Saba Shelomo didn’t go much into all of the history, however, he made absolutely clear who the nasikh Yehudi –  the Jewish prince was. It was none other than Sir Herbert Samuel. He said that he could not live even one extra moment in Yemen, since for the Jews this was the beginning of the Messianic Era, the Mashiah – the Messiah was on his way. All Jews were going to be returned to their homeland of Israel.

So he sold off whatever he could, and whatever he couldn’t he gave away and left behind. He packed up his family and belongings on two camels and two donkeys. Sadly, he had to leave his beloved wife behind, because fraitly she in no way was able to make the journey. Others were there to care for her. He wept as he related this part of the tale to my dad. As a matter of fact, he spoke of his first wife often, always tearing up as he spoke. He loved her dearly. She was beautiful and the first of his three wives.

My grandfather, Shalom Zipor, was a child at the time and rode with his older brothers and sister on the camels and donkeys. Hard as it may be to imagine, Saba Shelomo’s mother Farha was healthy enough and made the journey, all the way to Port Said in Egypt. This was the crossing point where they would need permission of the British to transit across into Israel (British Mandate of Palestine.)

According to Saba Shelomo, there was an issue with the British allowing his grandmother into Egypt and crossing over into Palestine. The problem was allowing an unmarried woman to make the journey all the way across into Palestine. For the time being, she had to remain behind and they did actually get that permission and were able to transfer her, where she caught up with them.

Saba Shelomo told my dad, “Eretz Yisrael – the Land of Israel – kula kedoshah – is complete holiness, but Eretz Teiman, yesh lah kedushah she afilu ein l’Eretz Yisrael – the Land of Yemen has a holiness that even the Land of Israel does not have.”

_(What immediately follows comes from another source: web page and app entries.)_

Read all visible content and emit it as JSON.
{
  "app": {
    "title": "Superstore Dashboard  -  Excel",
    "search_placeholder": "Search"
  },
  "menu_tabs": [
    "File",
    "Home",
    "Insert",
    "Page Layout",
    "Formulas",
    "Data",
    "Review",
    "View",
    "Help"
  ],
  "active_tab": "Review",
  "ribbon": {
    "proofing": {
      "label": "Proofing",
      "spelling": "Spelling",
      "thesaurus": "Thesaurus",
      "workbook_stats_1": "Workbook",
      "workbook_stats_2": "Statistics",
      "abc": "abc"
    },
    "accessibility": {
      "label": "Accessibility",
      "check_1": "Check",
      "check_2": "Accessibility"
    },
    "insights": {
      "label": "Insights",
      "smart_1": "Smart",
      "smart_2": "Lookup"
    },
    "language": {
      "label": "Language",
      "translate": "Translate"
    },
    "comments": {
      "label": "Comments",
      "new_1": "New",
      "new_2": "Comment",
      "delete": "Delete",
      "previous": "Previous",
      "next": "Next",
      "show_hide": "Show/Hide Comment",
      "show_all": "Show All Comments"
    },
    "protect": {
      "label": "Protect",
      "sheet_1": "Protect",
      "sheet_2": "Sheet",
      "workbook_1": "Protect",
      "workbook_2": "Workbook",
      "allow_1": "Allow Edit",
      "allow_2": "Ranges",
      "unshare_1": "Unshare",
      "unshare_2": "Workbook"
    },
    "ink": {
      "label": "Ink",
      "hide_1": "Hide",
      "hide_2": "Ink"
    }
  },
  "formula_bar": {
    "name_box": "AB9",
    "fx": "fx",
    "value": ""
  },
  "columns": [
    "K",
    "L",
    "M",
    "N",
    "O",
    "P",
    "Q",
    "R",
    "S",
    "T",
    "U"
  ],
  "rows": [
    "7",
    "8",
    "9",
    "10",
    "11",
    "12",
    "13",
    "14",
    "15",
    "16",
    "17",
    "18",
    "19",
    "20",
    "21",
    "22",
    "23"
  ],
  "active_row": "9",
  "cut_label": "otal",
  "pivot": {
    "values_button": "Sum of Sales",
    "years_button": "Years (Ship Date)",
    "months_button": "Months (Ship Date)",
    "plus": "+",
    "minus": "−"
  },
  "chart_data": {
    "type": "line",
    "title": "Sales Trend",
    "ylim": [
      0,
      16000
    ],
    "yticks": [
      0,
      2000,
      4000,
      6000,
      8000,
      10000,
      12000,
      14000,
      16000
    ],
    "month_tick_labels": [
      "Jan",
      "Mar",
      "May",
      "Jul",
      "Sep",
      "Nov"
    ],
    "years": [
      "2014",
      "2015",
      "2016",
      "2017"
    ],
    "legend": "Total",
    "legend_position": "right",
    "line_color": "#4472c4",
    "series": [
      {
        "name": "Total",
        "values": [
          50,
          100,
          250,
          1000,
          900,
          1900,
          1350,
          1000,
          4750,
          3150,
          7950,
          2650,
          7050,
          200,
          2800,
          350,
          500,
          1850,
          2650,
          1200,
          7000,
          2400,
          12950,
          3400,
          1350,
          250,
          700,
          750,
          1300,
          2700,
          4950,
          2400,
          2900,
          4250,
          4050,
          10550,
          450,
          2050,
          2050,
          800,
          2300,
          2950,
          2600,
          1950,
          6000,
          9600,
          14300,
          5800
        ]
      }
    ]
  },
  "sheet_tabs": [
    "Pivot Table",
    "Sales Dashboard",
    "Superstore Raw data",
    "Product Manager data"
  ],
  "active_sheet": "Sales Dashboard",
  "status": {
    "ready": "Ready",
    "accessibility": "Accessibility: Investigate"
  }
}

This was told to my dad within the context of Saba’s telling him the story of his arrival in Israel from the south and coming to the town of Beersheva. He and the family were there on the holy Shabbat, which they all observed strictly. For the first time in his life, he saw a Jew violating the Shabbat by working in building construction. He was shocked and horrified. Saba had never before seen a Sabbath desecration, since Yemenite Jews were all completely devoted, religiously observant people. Once in Israel, many of those Jews discovered a very different reality.

I pray that on this אזכרה (Yahrtzeit) for both my Saba Shalom ben Shelomo Zipor z”l  and Saba HaGadol Shelomo ben Salah Safar z”l – that their neshamot (souls) have an Aliyah (elevation) and that it ushers in the final redemption!

The first Diwon, That Yemenite Kid mixtape

Saba HaGadol Shelomo ben Salah Safar z”l

Saba Shalom ben Shelomo Zipor z”l

Sephardic Music Festival Vol. 1  (Featuring tracks by Matisyahu, Moshav, Yasmin levy, Yari Dalal, Galeet Dardashti, Diwon & more!)
Available on apple music | bandcamp | amazon | spotify

Sephardic Music Festival Vol. 2  (Featuring tracks by Cheb i Sabbah, Watcha Clan, Diwon, Mor Karbasi, Axum and more!) 
Available on  apple music bandcamp | amazon spotify

Yemeni Jews, early 20th century

Yemenite Jewish School in Jerusalem, 1925